Why the increase?
Well, more people are eating fresh produce, especially pre-cut and packaged fruits and vegetables. Distribution has improved, as has electronic reporting of outbreaks. And the aging population of the US is more susceptible to food-borne disease. And produce is a particularly difficult challenge: with contaminated meat, cooking to the proper temperature will kill the bacteria that cause disease. (Food safety experts call this a "kill step.") But produce is often meant to be eaten raw—no kill step.

(For more on the SOURCES of E. coli in fresh produce, see the thread on the September spinach outbreak.)

So what do we do?
Again, according to the Washington Post,

"Consumer advocates think that tougher mandatory food safety standards and stepped-up enforcement are the answer. The country's largest food distributors and restaurants are pursuing self-regulation, arguing that government rules can take years to put in place.

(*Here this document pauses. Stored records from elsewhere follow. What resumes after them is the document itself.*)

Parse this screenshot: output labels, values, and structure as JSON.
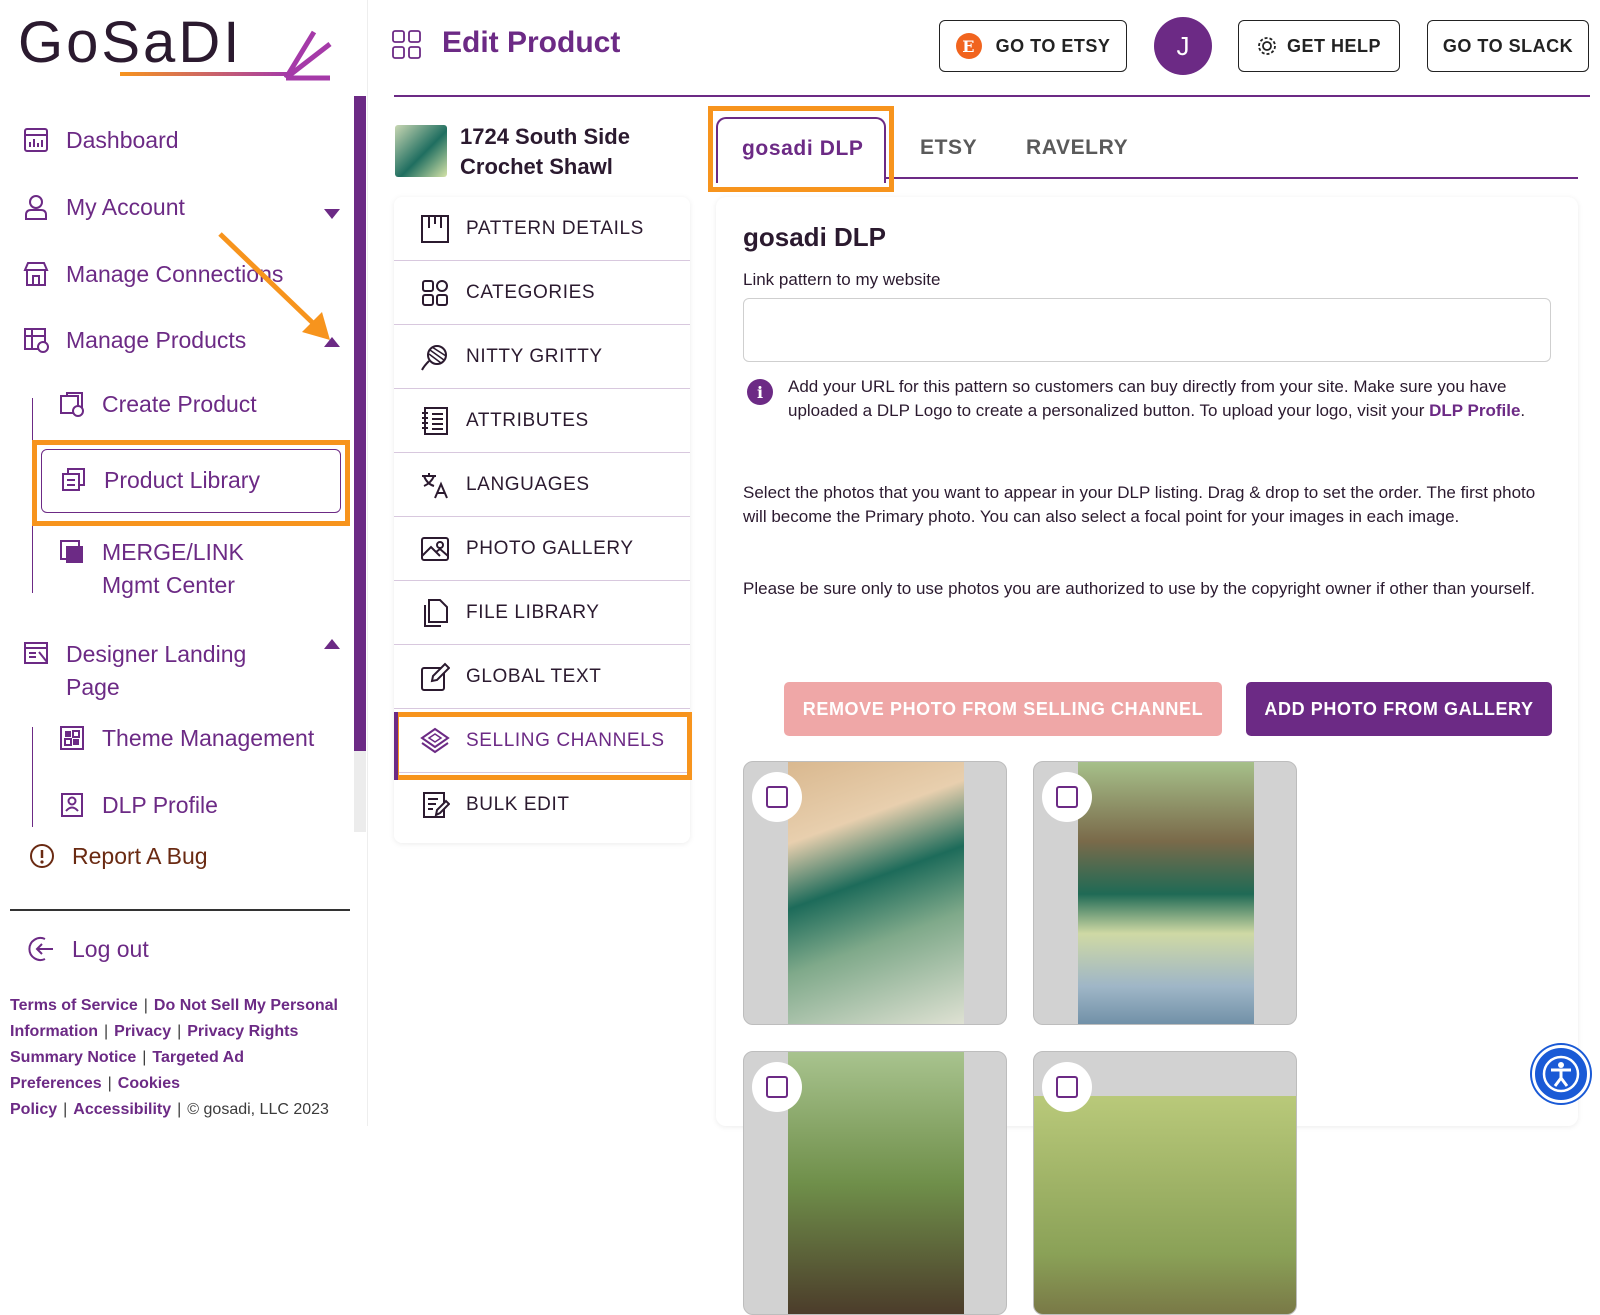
{
  "brand": {
    "logo_text": "GoSadi",
    "accent": "#6c2a85",
    "highlight": "#f7941d"
  },
  "sidebar": {
    "items": [
      {
        "label": "Dashboard",
        "icon": "dashboard-icon"
      },
      {
        "label": "My Account",
        "icon": "user-icon"
      },
      {
        "label": "Manage Connections",
        "icon": "store-icon"
      },
      {
        "label": "Manage Products",
        "icon": "products-icon"
      },
      {
        "label": "Create Product",
        "icon": "create-product-icon"
      },
      {
        "label": "Product Library",
        "icon": "library-icon"
      },
      {
        "label": "MERGE/LINK",
        "label2": "Mgmt Center",
        "icon": "merge-icon"
      },
      {
        "label": "Designer Landing",
        "label2": "Page",
        "icon": "landing-page-icon"
      },
      {
        "label": "Theme Management",
        "icon": "theme-icon"
      },
      {
        "label": "DLP Profile",
        "icon": "profile-icon"
      },
      {
        "label": "Report A Bug",
        "icon": "alert-icon"
      },
      {
        "label": "Log out",
        "icon": "logout-icon"
      }
    ],
    "footer": {
      "links": [
        "Terms of Service",
        "Do Not Sell My Personal Information",
        "Privacy",
        "Privacy Rights Summary Notice",
        "Targeted Ad Preferences",
        "Cookies Policy",
        "Accessibility"
      ],
      "copyright": "© gosadi, LLC 2023"
    }
  },
  "header": {
    "title": "Edit Product",
    "etsy_button": "GO TO ETSY",
    "etsy_letter": "E",
    "avatar_letter": "J",
    "help_button": "GET HELP",
    "slack_button": "GO TO SLACK"
  },
  "product": {
    "name_line1": "1724 South Side",
    "name_line2": "Crochet Shawl"
  },
  "menu": [
    {
      "label": "PATTERN DETAILS",
      "icon": "pattern-icon"
    },
    {
      "label": "CATEGORIES",
      "icon": "categories-icon"
    },
    {
      "label": "NITTY GRITTY",
      "icon": "yarn-icon"
    },
    {
      "label": "ATTRIBUTES",
      "icon": "attributes-icon"
    },
    {
      "label": "LANGUAGES",
      "icon": "translate-icon"
    },
    {
      "label": "PHOTO GALLERY",
      "icon": "image-icon"
    },
    {
      "label": "FILE LIBRARY",
      "icon": "file-icon"
    },
    {
      "label": "GLOBAL TEXT",
      "icon": "edit-icon"
    },
    {
      "label": "SELLING CHANNELS",
      "icon": "layers-icon"
    },
    {
      "label": "BULK EDIT",
      "icon": "bulk-edit-icon"
    }
  ],
  "tabs": [
    "gosadi DLP",
    "ETSY",
    "RAVELRY"
  ],
  "panel": {
    "heading": "gosadi DLP",
    "link_label": "Link pattern to my website",
    "link_value": "",
    "info_text": "Add your URL for this pattern so customers can buy directly from your site. Make sure you have uploaded a DLP Logo to create a personalized button. To upload your logo, visit your ",
    "info_link": "DLP Profile",
    "info_end": ".",
    "para1": "Select the photos that you want to appear in your DLP listing. Drag & drop to set the order. The first photo will become the Primary photo. You can also select a focal point for your images in each image.",
    "para2": "Please be sure only to use photos you are authorized to use by the copyright owner if other than yourself.",
    "remove_button": "REMOVE PHOTO FROM SELLING CHANNEL",
    "add_button": "ADD PHOTO FROM GALLERY"
  }
}
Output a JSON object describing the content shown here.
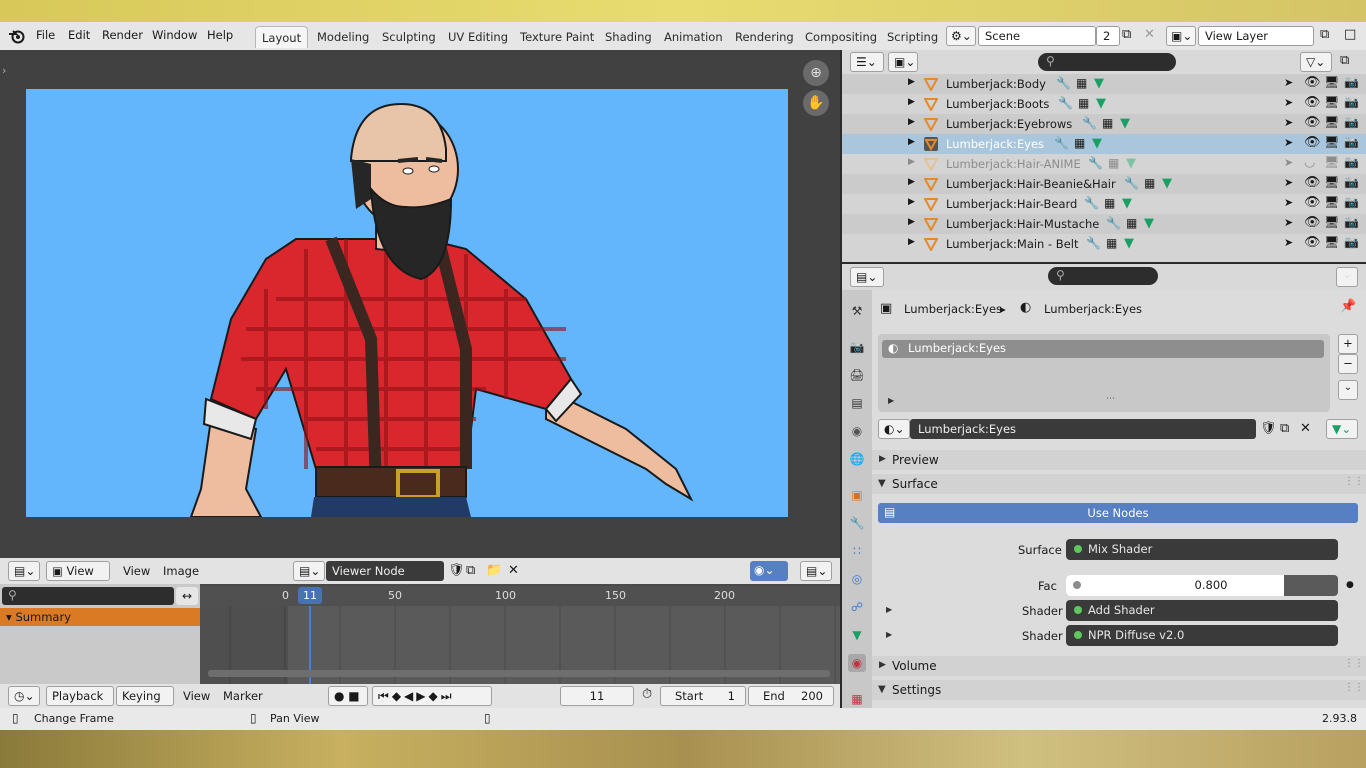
{
  "menu": [
    "File",
    "Edit",
    "Render",
    "Window",
    "Help"
  ],
  "workspaces": [
    "Layout",
    "Modeling",
    "Sculpting",
    "UV Editing",
    "Texture Paint",
    "Shading",
    "Animation",
    "Rendering",
    "Compositing",
    "Scripting"
  ],
  "scene": {
    "name": "Scene",
    "count": "2",
    "view_layer": "View Layer"
  },
  "image_editor": {
    "view_mode": "View",
    "view": "View",
    "image": "Image",
    "viewer_node": "Viewer Node"
  },
  "timeline": {
    "summary": "Summary",
    "ticks": [
      "0",
      "50",
      "100",
      "150",
      "200"
    ],
    "current_frame_badge": "11",
    "playback": "Playback",
    "keying": "Keying",
    "view": "View",
    "marker": "Marker",
    "current_frame": "11",
    "start_label": "Start",
    "start": "1",
    "end_label": "End",
    "end": "200"
  },
  "status": {
    "change_frame": "Change Frame",
    "pan_view": "Pan View",
    "version": "2.93.8"
  },
  "outliner": {
    "rows": [
      {
        "label": "Lumberjack:Body"
      },
      {
        "label": "Lumberjack:Boots"
      },
      {
        "label": "Lumberjack:Eyebrows"
      },
      {
        "label": "Lumberjack:Eyes"
      },
      {
        "label": "Lumberjack:Hair-ANIME"
      },
      {
        "label": "Lumberjack:Hair-Beanie&Hair"
      },
      {
        "label": "Lumberjack:Hair-Beard"
      },
      {
        "label": "Lumberjack:Hair-Mustache"
      },
      {
        "label": "Lumberjack:Main - Belt"
      }
    ]
  },
  "properties": {
    "breadcrumb_object": "Lumberjack:Eyes",
    "breadcrumb_material": "Lumberjack:Eyes",
    "slot": "Lumberjack:Eyes",
    "material_name": "Lumberjack:Eyes",
    "preview": "Preview",
    "surface_panel": "Surface",
    "use_nodes": "Use Nodes",
    "surface_label": "Surface",
    "surface_value": "Mix Shader",
    "fac_label": "Fac",
    "fac_value": "0.800",
    "fac_fraction": 0.8,
    "shader1_label": "Shader",
    "shader1_value": "Add Shader",
    "shader2_label": "Shader",
    "shader2_value": "NPR Diffuse v2.0",
    "volume": "Volume",
    "settings": "Settings"
  },
  "colors": {
    "accent": "#5680c2",
    "selected_row": "#a9c6dc",
    "summary": "#db7a24",
    "viewport_bg": "#63b6fb",
    "socket_green": "#5ec75e"
  }
}
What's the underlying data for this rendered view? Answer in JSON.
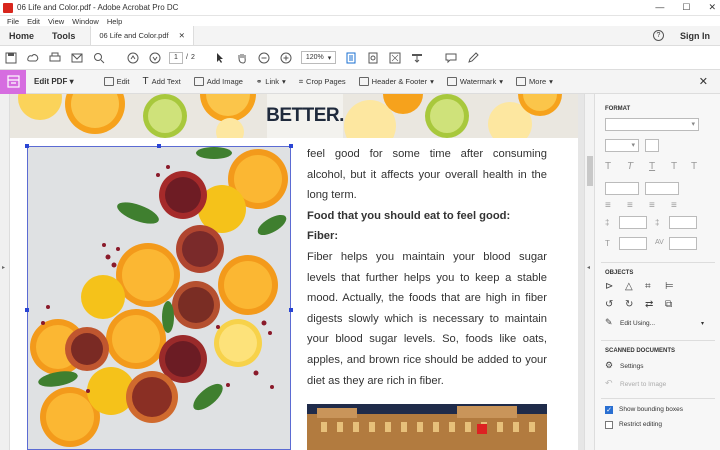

Produce growers and packers have suggested a voluntary system with elements of mandatory oversight."

But none of these are ready to be implemented right away.

Some folks are advocating for better and more frequent inspection of processing plants by the Food and Drug Administration (FDA), but the agency is chronically short-staffed and underfunded. And the FDA doesn't have authority over food production at the farm level. Buyers such as Safeway and Albertsons have hired their own inspectors. But inspectors and food safety experts agree that there's no consistency because federal guidelines aren't specific enough.

The article says,

"'We don't have enough science to base those (guidelines) on to be comprehensive," said Kevin Reilly, a California food safety official who is participating in the investigation of the E. coli outbreak traced to bagged spinach. 'What's necessary is an agreed-upon set of agricultural practices. Instead of "Be aware of water quality," we need to say, "Test it with this frequency and in this fashion."'"

In the meantime, scientists are looking at various ways to kill potential contaminants without ruining the produce or having to cook it.

Unless something changes, there WILL be another outbreak.

My $0.02? I don't want to read any more stories about children or grandparents having kidney failure or even dying from E. coli infection. So I guess I'm all for killing off the bacteria, if we can. But part of me thinks, yes, I want safe food, but I also want CLEAN food. Even if eating poop can be made safe, I still don't want to eat poop!

What do you think? Do you worry about food safety? Do you rely on pre-cut and or packaged fruits and vegetables? What safety measures would you like to see? Any ideas about how we can improve the situation?